in various radio programmes, is of the opinion that Radio Kashmir has stood
out as the only centre which touched great heights in countering the vicious
enemy propaganda during all these 62 years. "FromJawabi Hamla of
1947 to Wotul Bujhe of
1965 and Wadi Ki Awaz in
later stages, it was a centre of excellence all the way, with people like
Pardesi, Rashak, Mahinder Kaul, Kedar Nath, G. R. Nazki, Bashir Butt, Pran
Kishore, S. N. Sadhu, Mohd Sultan, Mohd Abdullah, Manohar Prohiti, Nikki
Appa and Taj Begum working in front of the mike and behind it, tirelessly,"
propaganda has not been the only duty of Radio Kashmir during all these
years of turmoil. As a humane medium, Radio Kashmir conceived, planned and
produced a number of programmes with an aim to bring the misguided youth of
the state back into the national mainstream. Aaawaz
Do Kahan Howas one such programme broadcast over Radio Kashmir, Jammu’s
CBS Channel. Similarly, Radio Kashmir, Srinagar, started a programme Kashmir
Bula Raha Hai, calling upon Kashmiri Pandit migrants to return to their
From 1990 to 1993, Radio
Kashmir, however, faced some tough and testing moments. Its former Station
Director, Lassa Kaul, was killed by militants for countering the Pakistani
propaganda.

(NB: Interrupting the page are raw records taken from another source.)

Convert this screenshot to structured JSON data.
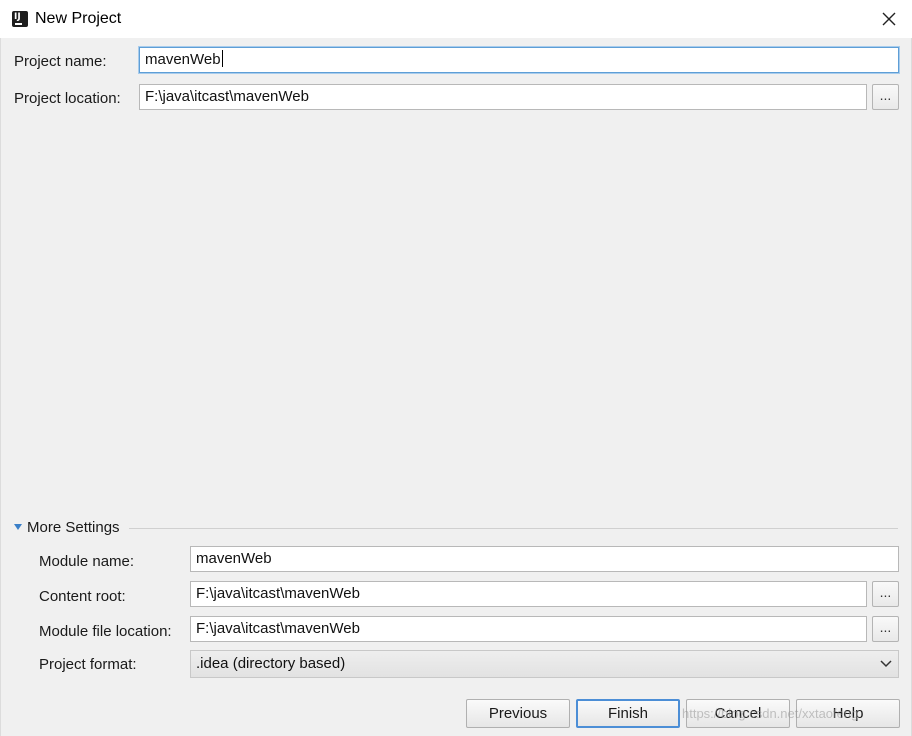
{
  "window": {
    "title": "New Project",
    "app_icon_text": "IJ"
  },
  "project": {
    "name_label": "Project name:",
    "name_value": "mavenWeb",
    "location_label": "Project location:",
    "location_value": "F:\\java\\itcast\\mavenWeb",
    "browse_label": "..."
  },
  "more_settings": {
    "header": "More Settings",
    "expanded": true,
    "module_name_label": "Module name:",
    "module_name_value": "mavenWeb",
    "content_root_label": "Content root:",
    "content_root_value": "F:\\java\\itcast\\mavenWeb",
    "module_file_location_label": "Module file location:",
    "module_file_location_value": "F:\\java\\itcast\\mavenWeb",
    "project_format_label": "Project format:",
    "project_format_value": ".idea (directory based)",
    "browse_label": "..."
  },
  "buttons": {
    "previous": "Previous",
    "finish": "Finish",
    "cancel": "Cancel",
    "help": "Help"
  },
  "watermark": "https://blog.csdn.net/xxtaofeng",
  "colors": {
    "accent": "#4c8ed6",
    "focus_border": "#5e9ed6",
    "triangle": "#3a7fc8"
  }
}
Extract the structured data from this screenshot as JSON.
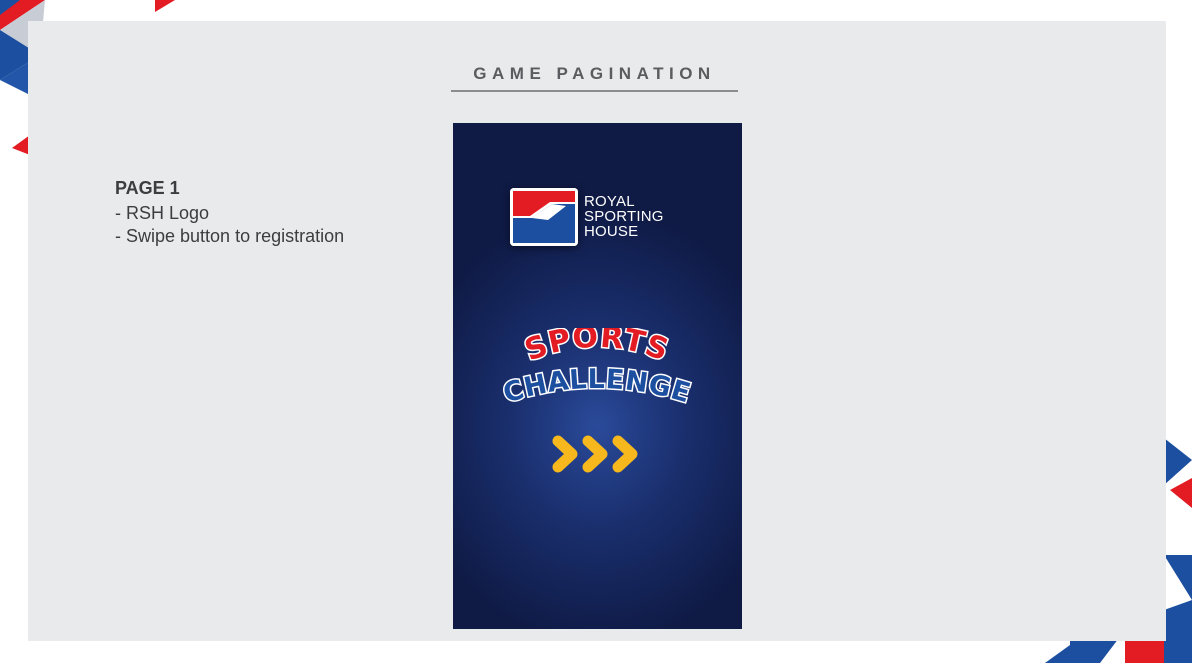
{
  "header": {
    "title": "GAME PAGINATION"
  },
  "notes": {
    "page_label": "PAGE 1",
    "items": [
      "- RSH Logo",
      "- Swipe button to registration"
    ]
  },
  "screen": {
    "logo": {
      "lines": [
        "ROYAL",
        "SPORTING",
        "HOUSE"
      ]
    },
    "game_title": {
      "line1": "SPORTS",
      "line2": "CHALLENGE"
    },
    "swipe_button_icon": "triple-chevron-right-icon"
  },
  "colors": {
    "brand_red": "#e31b23",
    "brand_blue": "#1c4fa0",
    "panel_bg": "#e9eaec",
    "arrow_yellow": "#f6b81c"
  }
}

Station Engineer S. P. Singh also died in the line of duty when
a rocket crashed through the roof and landed in the room from where he was
broadcasting. Two announcers Ramesh Marhatta and Mohd Hussain Zafar, too,
were shot at in their legs.
The casualty list is quite
long with numerous attempts made by militants to blast the broadcasting
"The news unit was shifted to
Delhi as it had become the target of militants," recalls former AIR
correspondent, Ajit Singh.
"And those who were left
behind to keep the institution functioning, put their lives at risk, at
times staying in the radio complex for days together," recalls, Shamshad
Kralwari, a programme executive.
During those days, Pakistani
intelligence agencies had resorted to another gimmick by operating yet
another underground radio station under the name of "Sada-e-Hurriyat’’ (A
voice of freedom).
It became a stiff challenge
for the staff of Radio Kashmir to counter vicious programmes of this
underground radio station, being aired in Urdu, Kashmiri, Gojri and Pahari
To counter Sada-e-Hurriyat, a
unique programme called Sada-e-Jaras (Sound
of Trinket) was broadcast both by Radio Kashmir-Srinagar and Jammu for years
Propaganda apart, Radio
Kashmir has still not lowered its guard even during peacetime in educating,
entertaining and informing both its rural and urban listeners. Its Pahari
and Gojri music, besides Punjabi and Urdu dramas, are all-time hits even on
the other side of the border. That is what the hundreds of letters, the
station receives every week from that country, have to tell.